With respect to public company D&O, lawsuits by shareholders (Ryvyl) or the SEC concerning company stock (FTX) are your classic claims and would seem to trigger defense and indemnity for shareholder actions and defense-only for SEC actions (no indemnity coverage for fines, penalties or disgorgement).  But what about lawsuits by token purchasers or lenders in staking programs?  Or by the SEC concerning a company’s token or staking program?  Side A and B coverage seems available, at least for defense.  Indemnity depends on the relief sought (damages or disgorgement?).  As for Side C, is this another 4-corners rule scenario – allegations of the complaint, which describe the assets as securities, control, even though defendants may vigorously argue that the assets are something else, like a virtual currency?

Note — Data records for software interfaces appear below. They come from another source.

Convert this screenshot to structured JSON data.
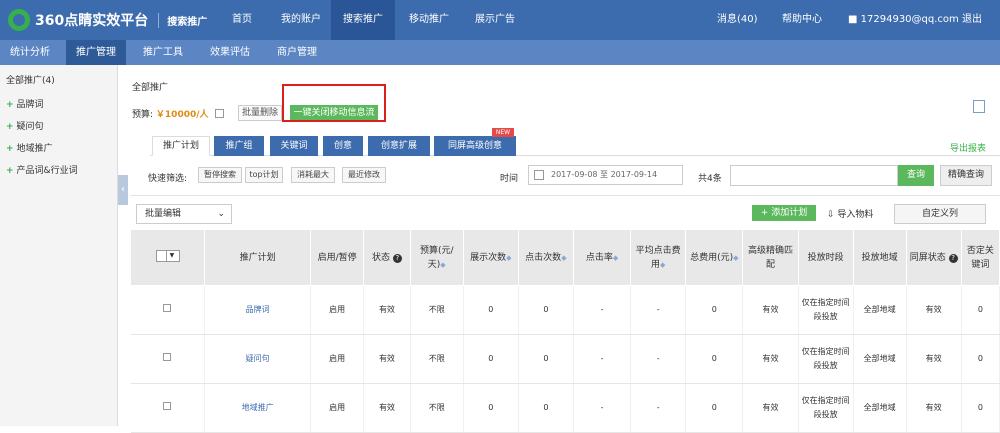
{
  "header": {
    "logo_text": "360点睛实效平台",
    "logo_sub": "搜索推广",
    "nav": [
      "首页",
      "我的账户",
      "搜索推广",
      "移动推广",
      "展示广告"
    ],
    "messages": "消息(40)",
    "help": "帮助中心",
    "user": "17294930@qq.com",
    "logout": "退出"
  },
  "subnav": [
    "统计分析",
    "推广管理",
    "推广工具",
    "效果评估",
    "商户管理"
  ],
  "sidebar": {
    "title": "全部推广(4)",
    "items": [
      "品牌词",
      "疑问句",
      "地域推广",
      "产品词&行业词"
    ]
  },
  "main": {
    "breadcrumb": "全部推广",
    "budget_label": "预算:",
    "budget_value": "￥10000/人",
    "delete_btn": "批量删除",
    "green_btn": "一键关闭移动信息流",
    "tabs": [
      "推广计划",
      "推广组",
      "关键词",
      "创意",
      "创意扩展",
      "同屏高级创意"
    ],
    "new_badge": "NEW",
    "export": "导出报表",
    "filter_label": "快速筛选:",
    "chips": [
      "暂停搜索",
      "top计划",
      "消耗最大",
      "最近修改"
    ],
    "date_label": "时间",
    "date_range": "2017-09-08 至 2017-09-14",
    "total": "共4条",
    "search_btn": "查询",
    "precise_btn": "精确查询",
    "bulk_edit": "批量编辑",
    "add_plan": "添加计划",
    "import": "导入物料",
    "custom_cols": "自定义列"
  },
  "table": {
    "headers": [
      "",
      "推广计划",
      "启用/暂停",
      "状态",
      "预算(元/天)",
      "展示次数",
      "点击次数",
      "点击率",
      "平均点击费用",
      "总费用(元)",
      "高级精确匹配",
      "投放时段",
      "投放地域",
      "同屏状态",
      "否定关键词"
    ],
    "rows": [
      [
        "",
        "品牌词",
        "启用",
        "有效",
        "不限",
        "0",
        "0",
        "-",
        "-",
        "0",
        "有效",
        "仅在指定时间段投放",
        "全部地域",
        "有效",
        "0"
      ],
      [
        "",
        "疑问句",
        "启用",
        "有效",
        "不限",
        "0",
        "0",
        "-",
        "-",
        "0",
        "有效",
        "仅在指定时间段投放",
        "全部地域",
        "有效",
        "0"
      ],
      [
        "",
        "地域推广",
        "启用",
        "有效",
        "不限",
        "0",
        "0",
        "-",
        "-",
        "0",
        "有效",
        "仅在指定时间段投放",
        "全部地域",
        "有效",
        "0"
      ]
    ]
  },
  "colors": {
    "topbar": "#3d6cae",
    "accent_green": "#5cb85c",
    "highlight_red": "#d9211b"
  }
}
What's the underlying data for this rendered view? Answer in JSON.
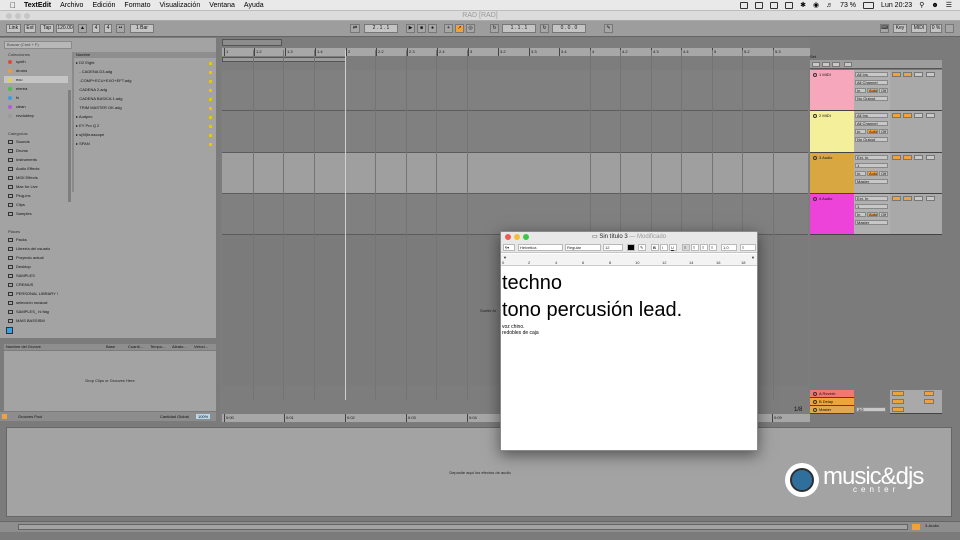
{
  "menubar": {
    "app": "TextEdit",
    "items": [
      "Archivo",
      "Edición",
      "Formato",
      "Visualización",
      "Ventana",
      "Ayuda"
    ],
    "battery": "73 %",
    "clock": "Lun 20:23"
  },
  "live_window": {
    "title": "RAD [RAD]"
  },
  "transport": {
    "link": "Link",
    "ext": "Ext",
    "tap": "Tap",
    "tempo": "120.00",
    "signature_num": "4",
    "signature_den": "4",
    "quantize": "1 Bar",
    "position": "2 . 1 . 1",
    "loop_start": "1 . 1 . 1",
    "loop_length": "0 . 0 . 0",
    "key": "Key",
    "midi": "MIDI",
    "cpu": "0 %"
  },
  "browser": {
    "search_placeholder": "Buscar (Cmd + F)",
    "collections_header": "Colecciones",
    "collections": [
      {
        "label": "synth",
        "color": "#e24b3b"
      },
      {
        "label": "drums",
        "color": "#f29a32"
      },
      {
        "label": "ecu",
        "color": "#e5d142"
      },
      {
        "label": "eterea",
        "color": "#4dbf4a"
      },
      {
        "label": "fx",
        "color": "#3aa0e0"
      },
      {
        "label": "clean",
        "color": "#b55ad9"
      },
      {
        "label": "revdubtep",
        "color": "#9a9a9a"
      }
    ],
    "categories_header": "Categorías",
    "categories": [
      "Sounds",
      "Drums",
      "Instruments",
      "Audio Effects",
      "MIDI Effects",
      "Max for Live",
      "Plug-ins",
      "Clips",
      "Samples"
    ],
    "places_header": "Places",
    "places": [
      "Packs",
      "Librería del usuario",
      "Proyecto actual",
      "Desktop",
      "SAMPLES",
      "CREMUS",
      "PERSONAL LIBRARY !",
      "selección musical",
      "SAMPLES_ hi flag",
      "MAIS BASSISM"
    ],
    "files_header": "Nombre",
    "files": [
      "D2 Eight",
      "- CADENA D3.adg",
      "-COMP+ECU+EXO+EFT.adg",
      "CADENA 2.adg",
      "CADENA BASICA 1.adg",
      "TRIM MASTER OK.adg",
      "Audpec",
      "EY Pro Q 2",
      "s(M)busscope",
      "SPAN"
    ]
  },
  "drum_pool": {
    "columns": [
      "Nombre del Groove",
      "Base",
      "Cuanti...",
      "Tempo...",
      "Aleato...",
      "Veloci..."
    ],
    "drop_text": "Drop Clips or Grooves Here",
    "footer_left": "Grooves Pool",
    "footer_label": "Cantidad Global",
    "footer_value": "100%"
  },
  "arrangement": {
    "ruler_top": [
      "1",
      "1.2",
      "1.3",
      "1.4",
      "2",
      "2.2",
      "2.3",
      "2.4",
      "3",
      "3.2",
      "3.3",
      "3.4",
      "4",
      "4.2",
      "4.3",
      "4.4",
      "5",
      "5.2",
      "5.3"
    ],
    "ruler_bottom": [
      "0:00",
      "0:01",
      "0:02",
      "0:03",
      "0:04",
      "0:05",
      "0:06",
      "0:07",
      "0:08",
      "0:09"
    ],
    "drop_hint": "Suelte Ar",
    "zoom": "1/8"
  },
  "tracks": [
    {
      "name": "1 MIDI",
      "color": "#f7a7bb",
      "input": "All Ins",
      "channel": "All Channel",
      "monitor": "In",
      "auto": "Auto",
      "off": "Off",
      "output": "No Output"
    },
    {
      "name": "2 MIDI",
      "color": "#f4ef9a",
      "input": "All Ins",
      "channel": "All Channel",
      "monitor": "In",
      "auto": "Auto",
      "off": "Off",
      "output": "No Output"
    },
    {
      "name": "3 Audio",
      "color": "#d9a742",
      "input": "Ext. In",
      "channel": "1",
      "monitor": "In",
      "auto": "Auto",
      "off": "Off",
      "output": "Master"
    },
    {
      "name": "4 Audio",
      "color": "#ee43d8",
      "input": "Ext. In",
      "channel": "1",
      "monitor": "In",
      "auto": "Auto",
      "off": "Off",
      "output": "Master"
    }
  ],
  "returns": [
    {
      "name": "A Reverb",
      "color": "#f2776e"
    },
    {
      "name": "B Delay",
      "color": "#f2a23a"
    },
    {
      "name": "Master",
      "color": "#e0a950"
    }
  ],
  "master_output": "1/2",
  "mixer_set": "Set",
  "device_drop": "Deposite aquí los efectos de audio",
  "status_right": "3-Audio",
  "logo": {
    "main": "music&djs",
    "sub": "center"
  },
  "textedit": {
    "title": "Sin título 3",
    "modified": "— Modificado",
    "font": "Helvetica",
    "style": "Regular",
    "size": "12",
    "spacing": "1,0",
    "list": "≡",
    "ruler": [
      "0",
      "2",
      "4",
      "6",
      "8",
      "10",
      "12",
      "14",
      "16",
      "18"
    ],
    "big_lines": [
      "techno",
      "tono percusión lead."
    ],
    "small_lines": [
      "voz chino.",
      "redobles de caja"
    ]
  }
}
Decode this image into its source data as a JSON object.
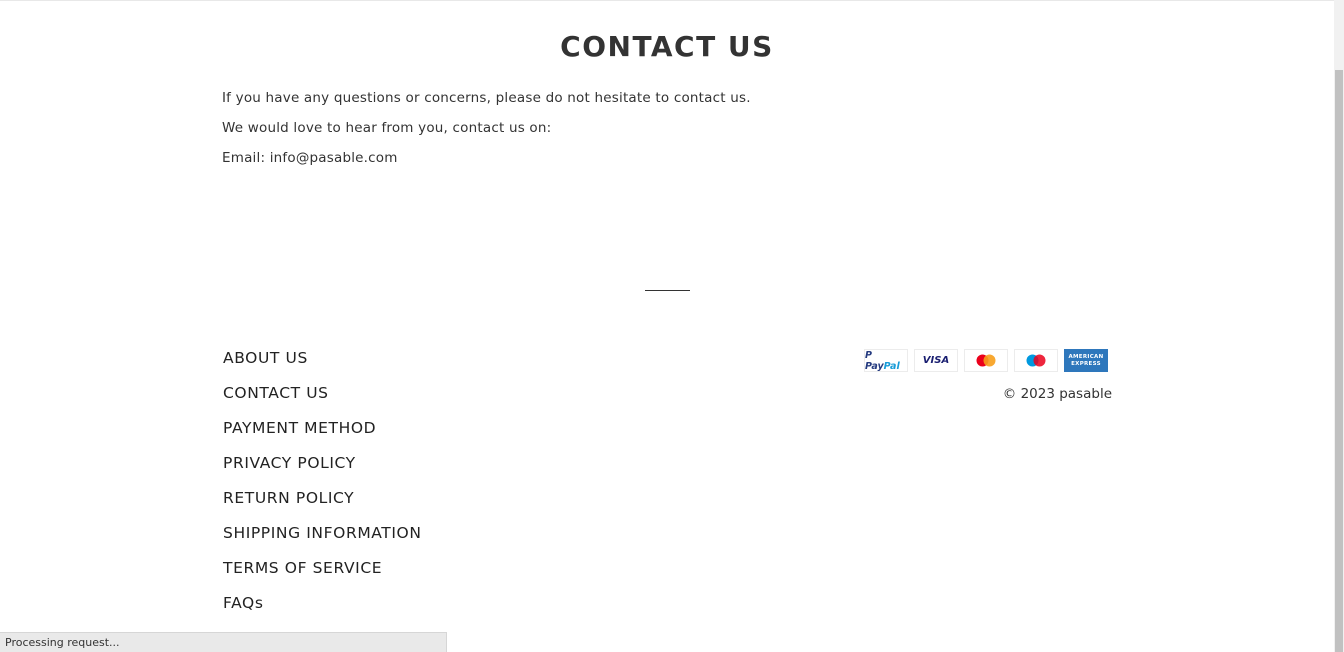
{
  "page": {
    "title": "CONTACT US",
    "paragraphs": [
      "If you have any questions or concerns, please do not hesitate to contact us.",
      "We would love to hear from you, contact us on:",
      "Email: info@pasable.com"
    ]
  },
  "footer": {
    "nav": [
      {
        "label": "ABOUT US"
      },
      {
        "label": "CONTACT US"
      },
      {
        "label": "PAYMENT METHOD"
      },
      {
        "label": "PRIVACY POLICY"
      },
      {
        "label": "RETURN POLICY"
      },
      {
        "label": "SHIPPING INFORMATION"
      },
      {
        "label": "TERMS OF SERVICE"
      },
      {
        "label": "FAQs"
      }
    ],
    "payment_icons": [
      {
        "name": "paypal-icon",
        "text_a": "P Pay",
        "text_b": "Pal"
      },
      {
        "name": "visa-icon",
        "text": "VISA"
      },
      {
        "name": "mastercard-icon",
        "colors": [
          "#eb001b",
          "#f79e1b"
        ]
      },
      {
        "name": "maestro-icon",
        "colors": [
          "#0099df",
          "#eb001b"
        ]
      },
      {
        "name": "amex-icon",
        "line1": "AMERICAN",
        "line2": "EXPRESS"
      }
    ],
    "copyright": "© 2023 pasable"
  },
  "status_bar": {
    "text": "Processing request..."
  }
}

So, turning back to the apparent unease of most D&O insurers with the crypto space, their reluctance seems perfectly understandable under current circumstances.  That said, the crypto industry is huge and probably here for good.  Possibly the best thing that could probably happen to crypto companies (and digital asset owners) is clarity of, and actual, regulation.  And if such regulation leads to less litigation and more predictability, D&O insurers might become more comfortable with the crypto risk.  In the meantime, they’d probably be well-served by being knowledgeable about the space and monitoring it.